◆ Exercise brief: The word "applied" marks the lines to find; copy every such line from the data below.

◆ Material supplied:
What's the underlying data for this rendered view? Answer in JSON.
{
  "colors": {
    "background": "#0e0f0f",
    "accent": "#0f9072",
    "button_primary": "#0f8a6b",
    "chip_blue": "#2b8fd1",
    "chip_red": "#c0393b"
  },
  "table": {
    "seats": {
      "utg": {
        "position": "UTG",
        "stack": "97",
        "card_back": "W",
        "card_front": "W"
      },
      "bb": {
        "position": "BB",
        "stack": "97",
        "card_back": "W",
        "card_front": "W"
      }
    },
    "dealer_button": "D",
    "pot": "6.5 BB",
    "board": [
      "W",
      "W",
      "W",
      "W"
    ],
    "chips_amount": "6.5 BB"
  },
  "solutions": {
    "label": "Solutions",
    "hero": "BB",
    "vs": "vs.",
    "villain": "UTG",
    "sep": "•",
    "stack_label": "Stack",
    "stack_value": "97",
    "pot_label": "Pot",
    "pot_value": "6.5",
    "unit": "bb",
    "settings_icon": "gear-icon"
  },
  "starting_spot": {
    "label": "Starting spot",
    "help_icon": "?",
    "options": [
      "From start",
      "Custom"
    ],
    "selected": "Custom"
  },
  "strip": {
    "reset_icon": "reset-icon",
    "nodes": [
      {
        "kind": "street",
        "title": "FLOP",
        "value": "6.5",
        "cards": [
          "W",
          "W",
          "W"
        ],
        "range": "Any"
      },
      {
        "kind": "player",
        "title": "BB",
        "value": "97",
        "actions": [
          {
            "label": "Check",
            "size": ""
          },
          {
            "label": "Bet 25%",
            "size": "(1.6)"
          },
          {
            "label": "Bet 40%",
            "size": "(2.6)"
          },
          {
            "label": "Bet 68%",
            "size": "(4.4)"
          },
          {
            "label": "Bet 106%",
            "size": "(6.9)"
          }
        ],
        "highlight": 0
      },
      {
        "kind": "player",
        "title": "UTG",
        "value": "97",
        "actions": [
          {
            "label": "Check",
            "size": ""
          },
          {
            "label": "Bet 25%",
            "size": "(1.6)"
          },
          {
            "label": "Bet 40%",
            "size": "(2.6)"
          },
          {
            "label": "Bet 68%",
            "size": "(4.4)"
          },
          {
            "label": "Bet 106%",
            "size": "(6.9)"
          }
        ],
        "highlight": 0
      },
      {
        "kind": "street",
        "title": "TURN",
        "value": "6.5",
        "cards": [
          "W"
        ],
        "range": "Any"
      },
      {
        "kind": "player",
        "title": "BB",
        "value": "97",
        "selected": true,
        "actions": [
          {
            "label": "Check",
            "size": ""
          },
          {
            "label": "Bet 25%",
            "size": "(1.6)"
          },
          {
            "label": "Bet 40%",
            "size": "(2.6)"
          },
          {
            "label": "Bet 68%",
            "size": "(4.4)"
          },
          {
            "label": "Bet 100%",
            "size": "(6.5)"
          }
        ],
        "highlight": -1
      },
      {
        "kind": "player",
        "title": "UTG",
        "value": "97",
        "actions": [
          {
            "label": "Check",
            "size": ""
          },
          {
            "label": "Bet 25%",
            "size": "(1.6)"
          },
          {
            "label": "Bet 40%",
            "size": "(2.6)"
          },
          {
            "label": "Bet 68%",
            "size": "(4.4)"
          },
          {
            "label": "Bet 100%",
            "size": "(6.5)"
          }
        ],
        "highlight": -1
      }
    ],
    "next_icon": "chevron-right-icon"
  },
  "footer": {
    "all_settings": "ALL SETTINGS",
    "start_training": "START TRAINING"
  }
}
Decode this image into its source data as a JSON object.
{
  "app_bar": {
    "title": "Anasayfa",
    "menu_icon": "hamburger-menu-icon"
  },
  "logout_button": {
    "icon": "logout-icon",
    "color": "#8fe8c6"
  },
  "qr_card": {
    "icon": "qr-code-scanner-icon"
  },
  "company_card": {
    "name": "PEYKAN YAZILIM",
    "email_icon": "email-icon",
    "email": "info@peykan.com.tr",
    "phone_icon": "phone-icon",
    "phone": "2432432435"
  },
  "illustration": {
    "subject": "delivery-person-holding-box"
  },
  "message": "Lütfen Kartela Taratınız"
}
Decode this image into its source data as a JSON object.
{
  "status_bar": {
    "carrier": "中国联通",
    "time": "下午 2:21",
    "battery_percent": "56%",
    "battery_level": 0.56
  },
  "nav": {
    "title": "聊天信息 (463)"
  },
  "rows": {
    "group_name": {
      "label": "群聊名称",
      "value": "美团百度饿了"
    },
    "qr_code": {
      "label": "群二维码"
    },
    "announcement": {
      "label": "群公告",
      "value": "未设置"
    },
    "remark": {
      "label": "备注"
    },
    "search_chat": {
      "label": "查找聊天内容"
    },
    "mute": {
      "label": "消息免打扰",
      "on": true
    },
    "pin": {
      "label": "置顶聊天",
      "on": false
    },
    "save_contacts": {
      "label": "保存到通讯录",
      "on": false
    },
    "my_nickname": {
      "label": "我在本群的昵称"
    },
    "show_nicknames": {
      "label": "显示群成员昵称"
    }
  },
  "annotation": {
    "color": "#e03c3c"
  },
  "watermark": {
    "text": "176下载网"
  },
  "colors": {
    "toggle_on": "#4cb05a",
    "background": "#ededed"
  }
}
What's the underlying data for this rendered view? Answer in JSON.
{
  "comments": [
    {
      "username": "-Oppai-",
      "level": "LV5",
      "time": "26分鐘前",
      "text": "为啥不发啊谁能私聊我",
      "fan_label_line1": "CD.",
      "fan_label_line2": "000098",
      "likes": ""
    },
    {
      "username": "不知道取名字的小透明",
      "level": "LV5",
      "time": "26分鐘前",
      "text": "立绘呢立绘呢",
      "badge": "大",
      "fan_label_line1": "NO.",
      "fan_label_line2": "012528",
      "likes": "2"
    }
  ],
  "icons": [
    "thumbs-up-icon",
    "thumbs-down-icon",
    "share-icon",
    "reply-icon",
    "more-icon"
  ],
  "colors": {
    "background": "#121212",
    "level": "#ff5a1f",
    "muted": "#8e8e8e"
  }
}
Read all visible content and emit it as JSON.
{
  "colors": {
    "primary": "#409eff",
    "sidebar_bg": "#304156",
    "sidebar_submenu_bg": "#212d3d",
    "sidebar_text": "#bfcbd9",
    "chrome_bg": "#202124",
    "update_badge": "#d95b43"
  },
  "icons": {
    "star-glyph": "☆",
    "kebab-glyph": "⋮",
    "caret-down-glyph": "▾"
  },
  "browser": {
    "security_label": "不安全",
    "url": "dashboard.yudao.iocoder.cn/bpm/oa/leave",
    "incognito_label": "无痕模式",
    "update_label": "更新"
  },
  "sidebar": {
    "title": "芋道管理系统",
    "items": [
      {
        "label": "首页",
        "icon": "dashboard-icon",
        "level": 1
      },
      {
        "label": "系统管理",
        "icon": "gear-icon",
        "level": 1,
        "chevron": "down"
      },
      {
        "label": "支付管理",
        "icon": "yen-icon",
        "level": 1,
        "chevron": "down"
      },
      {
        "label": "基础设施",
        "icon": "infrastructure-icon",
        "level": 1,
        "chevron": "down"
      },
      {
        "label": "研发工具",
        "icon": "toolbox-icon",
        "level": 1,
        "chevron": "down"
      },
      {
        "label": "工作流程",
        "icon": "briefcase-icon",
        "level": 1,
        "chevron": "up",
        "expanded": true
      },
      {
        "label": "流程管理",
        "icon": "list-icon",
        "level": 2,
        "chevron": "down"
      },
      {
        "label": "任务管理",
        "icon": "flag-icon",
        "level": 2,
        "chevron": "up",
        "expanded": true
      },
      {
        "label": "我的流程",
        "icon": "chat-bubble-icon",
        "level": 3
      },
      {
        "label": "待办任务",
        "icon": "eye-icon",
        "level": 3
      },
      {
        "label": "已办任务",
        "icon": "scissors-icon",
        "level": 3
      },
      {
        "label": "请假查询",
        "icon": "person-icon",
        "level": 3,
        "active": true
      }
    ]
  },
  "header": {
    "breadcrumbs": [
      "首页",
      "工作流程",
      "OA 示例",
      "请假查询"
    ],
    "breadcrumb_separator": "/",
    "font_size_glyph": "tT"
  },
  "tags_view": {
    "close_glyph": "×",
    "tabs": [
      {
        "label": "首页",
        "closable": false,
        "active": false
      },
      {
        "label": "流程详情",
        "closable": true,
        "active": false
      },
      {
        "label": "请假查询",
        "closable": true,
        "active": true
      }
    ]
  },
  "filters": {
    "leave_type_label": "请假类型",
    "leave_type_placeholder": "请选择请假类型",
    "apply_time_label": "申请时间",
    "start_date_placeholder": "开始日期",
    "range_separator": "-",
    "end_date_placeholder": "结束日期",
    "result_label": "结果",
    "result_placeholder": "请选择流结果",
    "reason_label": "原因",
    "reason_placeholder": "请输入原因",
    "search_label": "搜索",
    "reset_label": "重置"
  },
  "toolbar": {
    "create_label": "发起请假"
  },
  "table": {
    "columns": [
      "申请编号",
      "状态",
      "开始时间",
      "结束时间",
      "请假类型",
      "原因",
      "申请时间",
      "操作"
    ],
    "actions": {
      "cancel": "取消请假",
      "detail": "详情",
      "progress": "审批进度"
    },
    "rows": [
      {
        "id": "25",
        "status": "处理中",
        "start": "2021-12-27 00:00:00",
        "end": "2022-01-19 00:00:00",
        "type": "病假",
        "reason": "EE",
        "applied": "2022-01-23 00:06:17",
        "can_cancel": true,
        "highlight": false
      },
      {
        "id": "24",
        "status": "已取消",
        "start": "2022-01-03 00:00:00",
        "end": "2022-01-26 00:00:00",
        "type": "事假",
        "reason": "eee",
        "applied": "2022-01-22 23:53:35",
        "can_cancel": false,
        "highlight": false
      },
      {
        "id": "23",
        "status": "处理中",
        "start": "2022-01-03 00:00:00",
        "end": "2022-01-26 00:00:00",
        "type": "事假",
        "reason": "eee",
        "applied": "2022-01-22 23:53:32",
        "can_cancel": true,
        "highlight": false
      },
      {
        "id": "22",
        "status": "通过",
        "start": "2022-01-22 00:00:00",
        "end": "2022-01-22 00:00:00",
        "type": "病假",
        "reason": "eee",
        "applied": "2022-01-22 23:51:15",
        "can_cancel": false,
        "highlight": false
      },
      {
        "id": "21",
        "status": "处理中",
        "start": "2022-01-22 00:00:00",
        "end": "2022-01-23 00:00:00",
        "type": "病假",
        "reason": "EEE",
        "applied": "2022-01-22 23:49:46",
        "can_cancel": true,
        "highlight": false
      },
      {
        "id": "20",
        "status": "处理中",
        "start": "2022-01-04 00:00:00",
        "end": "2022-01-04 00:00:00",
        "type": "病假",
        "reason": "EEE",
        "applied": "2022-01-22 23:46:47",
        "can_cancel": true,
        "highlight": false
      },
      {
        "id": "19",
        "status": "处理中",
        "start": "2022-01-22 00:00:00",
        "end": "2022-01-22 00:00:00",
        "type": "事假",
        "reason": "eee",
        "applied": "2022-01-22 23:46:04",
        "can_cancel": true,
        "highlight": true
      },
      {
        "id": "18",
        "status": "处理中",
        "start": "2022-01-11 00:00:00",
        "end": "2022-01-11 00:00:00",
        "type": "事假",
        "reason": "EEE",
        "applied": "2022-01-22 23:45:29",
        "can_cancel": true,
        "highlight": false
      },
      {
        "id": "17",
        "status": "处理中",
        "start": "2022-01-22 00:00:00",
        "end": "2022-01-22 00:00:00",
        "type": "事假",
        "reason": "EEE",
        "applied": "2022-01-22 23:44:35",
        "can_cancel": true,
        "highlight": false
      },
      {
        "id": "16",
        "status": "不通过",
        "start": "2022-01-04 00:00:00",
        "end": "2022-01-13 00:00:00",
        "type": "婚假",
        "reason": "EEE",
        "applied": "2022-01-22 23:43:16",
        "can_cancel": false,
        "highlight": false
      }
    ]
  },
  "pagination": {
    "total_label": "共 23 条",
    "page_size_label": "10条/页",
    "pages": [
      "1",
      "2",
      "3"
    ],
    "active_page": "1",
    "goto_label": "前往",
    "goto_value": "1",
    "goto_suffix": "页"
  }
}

◆ Response area:
        "applied": "2022-01-23 00:06:17",
        "applied": "2022-01-22 23:53:35",
        "applied": "2022-01-22 23:53:32",
        "applied": "2022-01-22 23:51:15",
        "applied": "2022-01-22 23:49:46",
        "applied": "2022-01-22 23:46:47",
        "applied": "2022-01-22 23:46:04",
        "applied": "2022-01-22 23:45:29",
        "applied": "2022-01-22 23:44:35",
        "applied": "2022-01-22 23:43:16",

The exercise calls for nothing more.